    £1645 Accommodation B&B, guesthouse, or hotel

    This walking vacation to Mull, Skye and the Western Isles starts in Edinburgh 

    Getting to Edinburgh

    Travel from Edinburgh Airport to Edinburgh city centre
    Edinburgh Airport lies 8 miles (12 km) west of the city centre and is easy to reach thanks to reliable and frequent bus services. A range of taxi services and car hire options using major companies are also available.

    Flights to Edinburgh Airport
    Edinburgh Airport is Scotland’s busiest airport, with over 25 airlines offering direct and connecting flights to and from more than 100 UK, European and international destinations.

    Drive to Edinburgh by car
    As the capital city of Scotland, Edinburgh enjoys easy access to the Scottish motorway network as does the Lothians, so it can be surprisingly quick and easy to get here by car.

    Travel to Edinburgh by bus
    If you’re on a budget then buses and coaches are a great travel option.

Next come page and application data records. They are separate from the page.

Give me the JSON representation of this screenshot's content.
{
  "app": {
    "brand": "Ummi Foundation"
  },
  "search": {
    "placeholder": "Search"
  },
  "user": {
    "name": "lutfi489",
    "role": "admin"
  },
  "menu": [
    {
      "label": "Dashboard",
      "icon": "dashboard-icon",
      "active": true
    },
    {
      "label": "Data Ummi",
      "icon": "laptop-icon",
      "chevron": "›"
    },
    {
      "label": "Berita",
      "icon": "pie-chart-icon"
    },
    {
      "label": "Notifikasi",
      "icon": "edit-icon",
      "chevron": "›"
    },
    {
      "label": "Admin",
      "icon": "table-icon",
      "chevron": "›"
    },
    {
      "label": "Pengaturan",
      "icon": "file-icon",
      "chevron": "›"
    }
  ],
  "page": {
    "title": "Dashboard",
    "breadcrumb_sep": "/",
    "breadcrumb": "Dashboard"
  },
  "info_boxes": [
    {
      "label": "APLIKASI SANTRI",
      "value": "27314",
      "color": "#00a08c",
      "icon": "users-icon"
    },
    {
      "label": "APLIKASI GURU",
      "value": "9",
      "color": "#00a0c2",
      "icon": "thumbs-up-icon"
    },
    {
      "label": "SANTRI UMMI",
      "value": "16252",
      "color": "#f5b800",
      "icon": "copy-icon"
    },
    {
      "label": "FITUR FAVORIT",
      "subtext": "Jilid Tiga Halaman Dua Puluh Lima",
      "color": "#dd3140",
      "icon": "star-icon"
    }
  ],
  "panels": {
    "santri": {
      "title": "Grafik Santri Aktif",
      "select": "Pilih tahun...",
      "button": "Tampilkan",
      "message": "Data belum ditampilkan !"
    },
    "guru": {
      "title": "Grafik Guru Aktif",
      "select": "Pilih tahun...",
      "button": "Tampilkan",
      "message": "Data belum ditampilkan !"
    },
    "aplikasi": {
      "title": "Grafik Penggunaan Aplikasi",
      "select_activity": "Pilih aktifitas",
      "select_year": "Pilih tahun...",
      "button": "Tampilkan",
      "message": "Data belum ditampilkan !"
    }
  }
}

Edinburgh is well placed on the Scottish motorway network, so getting here by bus or coach could be easier than you might think.

    Travel to Edinburgh by ferry
    Although there are no direct passenger ferry services to Edinburgh, it can be reached easily by road from ports in the north of England and in south west Scotland.

    Travel to Edinburgh by train
    Edinburgh is easy to reach by train. Regular services run to the capital from around the country and the East Coast line is the fastest intercity railway in the UK, meaning trains from London to Edinburgh take less than 5 hours.